"Changing Minds around the World" is the name of a project involving 40 artists from around the world to help spread awareness of Alzheimer's disease and dementia.

It was created using the principle of chain mail: in the beginning, Ann Hill, the organiser of the collection, created the first quilt, which inspired another quilter, who sent her work to the next artist, and so on. The final works thus capture inspiration from each other, revealing in particular the memories, hopes and dreams of their creators.

It is absolutely fascinating to see how the changing mind interprets a picture or image in so many different ways. My heartfelt thanks to all 40 artists who have eagerly contributed to this global project. Your enthusiasm and contribution is very much appreciated and I look forward to the day when we can meet in person”, said Ann Hill, curator and organizer of the project.

Alzheimer Scotland’s aim is to make sure nobody faces dementia alone. We provide support and information to people with dementia, their carers and families, we campaign for the rights of people with dementia, and fund vital dementia research infrastructure. We are very proud of our 24 hour Freephone Dementia Helpline (0808 808 3000), which provides information and emotional support to people with dementia, carers, families, friends, and professionals, stated Henry Simmons, Chief Executive, Alzheimer Scotland.
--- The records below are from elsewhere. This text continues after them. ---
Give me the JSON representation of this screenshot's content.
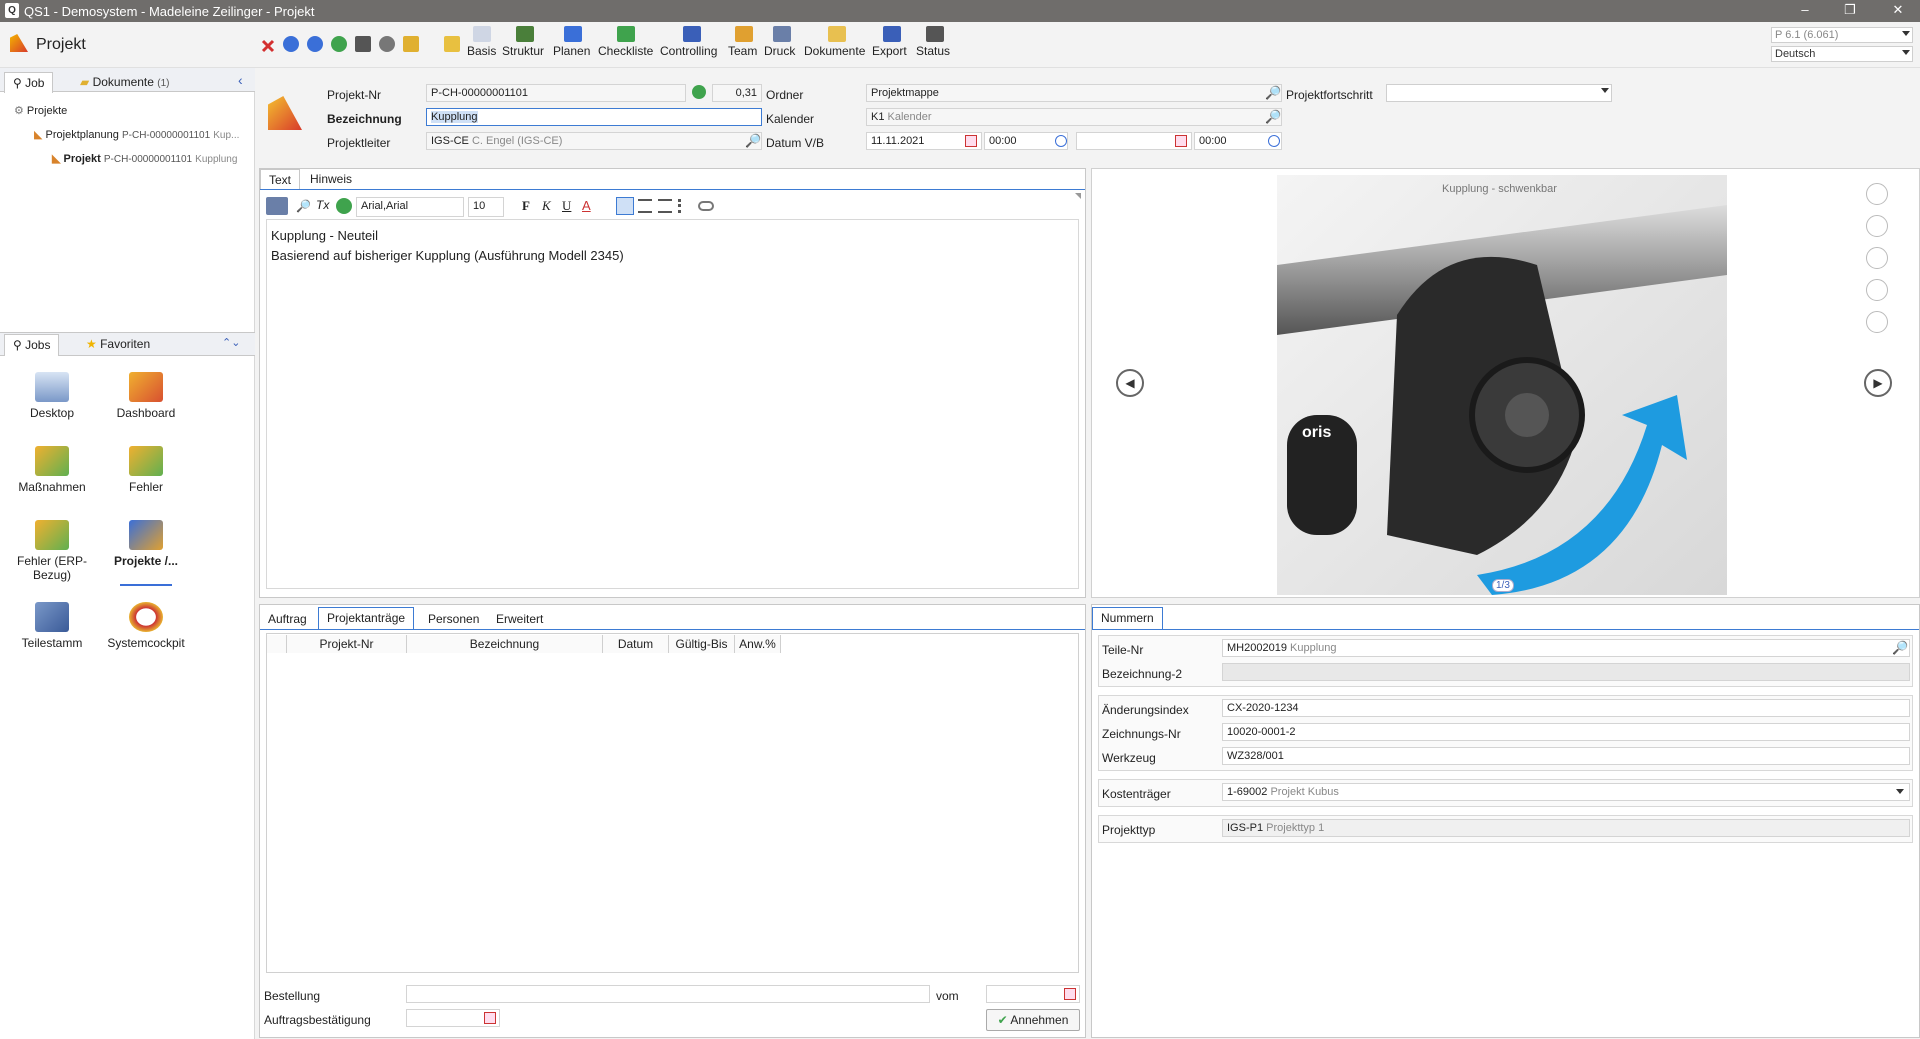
{
  "window": {
    "title": "QS1 - Demosystem - Madeleine Zeilinger - Projekt",
    "minimize": "–",
    "restore": "❐",
    "close": "✕"
  },
  "toolbar": {
    "app_title": "Projekt",
    "buttons": [
      {
        "label": "Basis"
      },
      {
        "label": "Struktur"
      },
      {
        "label": "Planen"
      },
      {
        "label": "Checkliste"
      },
      {
        "label": "Controlling"
      },
      {
        "label": "Team"
      },
      {
        "label": "Druck"
      },
      {
        "label": "Dokumente"
      },
      {
        "label": "Export"
      },
      {
        "label": "Status"
      }
    ],
    "version": "P 6.1 (6.061)",
    "language": "Deutsch"
  },
  "left": {
    "tabs": {
      "job": "Job",
      "dokumente": "Dokumente",
      "dokumente_count": "(1)"
    },
    "tree": {
      "root": "Projekte",
      "planung_label": "Projektplanung",
      "planung_id": "P-CH-00000001101",
      "planung_sub": "Kup...",
      "projekt_label": "Projekt",
      "projekt_id": "P-CH-00000001101",
      "projekt_sub": "Kupplung"
    },
    "jobs_tabs": {
      "jobs": "Jobs",
      "favoriten": "Favoriten"
    },
    "jobs": [
      {
        "label": "Desktop"
      },
      {
        "label": "Dashboard"
      },
      {
        "label": "Maßnahmen"
      },
      {
        "label": "Fehler"
      },
      {
        "label": "Fehler (ERP-Bezug)"
      },
      {
        "label": "Projekte /..."
      },
      {
        "label": "Teilestamm"
      },
      {
        "label": "Systemcockpit"
      }
    ]
  },
  "header": {
    "projekt_nr_label": "Projekt-Nr",
    "projekt_nr": "P-CH-00000001101",
    "progress_value": "0,31",
    "bezeichnung_label": "Bezeichnung",
    "bezeichnung": "Kupplung",
    "projektleiter_label": "Projektleiter",
    "projektleiter_code": "IGS-CE",
    "projektleiter_name": "C. Engel (IGS-CE)",
    "ordner_label": "Ordner",
    "ordner": "Projektmappe",
    "kalender_label": "Kalender",
    "kalender_code": "K1",
    "kalender_name": "Kalender",
    "datum_label": "Datum V/B",
    "datum_von": "11.11.2021",
    "zeit_von": "00:00",
    "datum_bis": "",
    "zeit_bis": "00:00",
    "fortschritt_label": "Projektfortschritt",
    "fortschritt": ""
  },
  "editor": {
    "tabs": {
      "text": "Text",
      "hinweis": "Hinweis"
    },
    "font": "Arial,Arial",
    "size": "10",
    "fmt_bold": "F",
    "fmt_italic": "K",
    "fmt_underline": "U",
    "fmt_color": "A",
    "line1": "Kupplung - Neuteil",
    "line2": "Basierend auf bisheriger Kupplung (Ausführung Modell 2345)"
  },
  "viewer": {
    "caption": "Kupplung - schwenkbar",
    "page": "1/3",
    "brand": "oris"
  },
  "lower_left": {
    "tabs": {
      "auftrag": "Auftrag",
      "projektantraege": "Projektanträge",
      "personen": "Personen",
      "erweitert": "Erweitert"
    },
    "columns": [
      "Projekt-Nr",
      "Bezeichnung",
      "Datum",
      "Gültig-Bis",
      "Anw.%"
    ],
    "bestellung_label": "Bestellung",
    "bestellung": "",
    "vom_label": "vom",
    "vom": "",
    "auftragsbest_label": "Auftragsbestätigung",
    "auftragsbest": "",
    "annehmen": "Annehmen"
  },
  "lower_right": {
    "tab": "Nummern",
    "teile_nr_label": "Teile-Nr",
    "teile_nr": "MH2002019",
    "teile_name": "Kupplung",
    "bez2_label": "Bezeichnung-2",
    "bez2": "",
    "aenderung_label": "Änderungsindex",
    "aenderung": "CX-2020-1234",
    "zeichnung_label": "Zeichnungs-Nr",
    "zeichnung": "10020-0001-2",
    "werkzeug_label": "Werkzeug",
    "werkzeug": "WZ328/001",
    "kostentraeger_label": "Kostenträger",
    "kostentraeger_code": "1-69002",
    "kostentraeger_name": "Projekt Kubus",
    "projekttyp_label": "Projekttyp",
    "projekttyp_code": "IGS-P1",
    "projekttyp_name": "Projekttyp 1"
  },
  "colors": {
    "accent": "#3d7bd3",
    "arrow": "#1e9be0",
    "titlebar": "#6f6d6b"
  }
}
For over 10 years, Ann has sewn memory quilts and inspired people all over the world to get stitching for dementia. Notably, Ann covered the pitch of Scotland’s National Stadium at Hampden with a record-breaking 5,012 quilts which displayed memories of people with dementia as part of her engagement in the Football Memories project. As well as exhibiting her quilts locally, nationally, and internationally, she has also raised over £100,000 for Alzheimer Scotland, which is a remarkable sum of money. Ann, who was recently awarded a British Empire Medal (BEM) by HM The Queen for her tireless work in Dumfries and Galloway, motivates, inspires, and educates wherever she goes, Henry Simmons mentioned.

Ann Hill

My grandmother taught me how to quilt when I was eight years old. I grew up in the Shetland Islands where wool and fabrics were used sparingly. We would collect bits of cloth from flour sacks, curtains, old clothes, and sheets and sew them together to make things for the home and I would get the left overs to make small quilts for my doll’s pram. I have sewn and quilted my whole life, but only started to teach 15 years ago.

I am currently the Scottish Co-ordinator for the Quilters’ Guild of the British Isles, Quilter in Residence at Alzheimer Scotland, and a Quilting Trustee at Shambellie House, a venue which will preserve our heritage in the creative arts in southwest Scotland.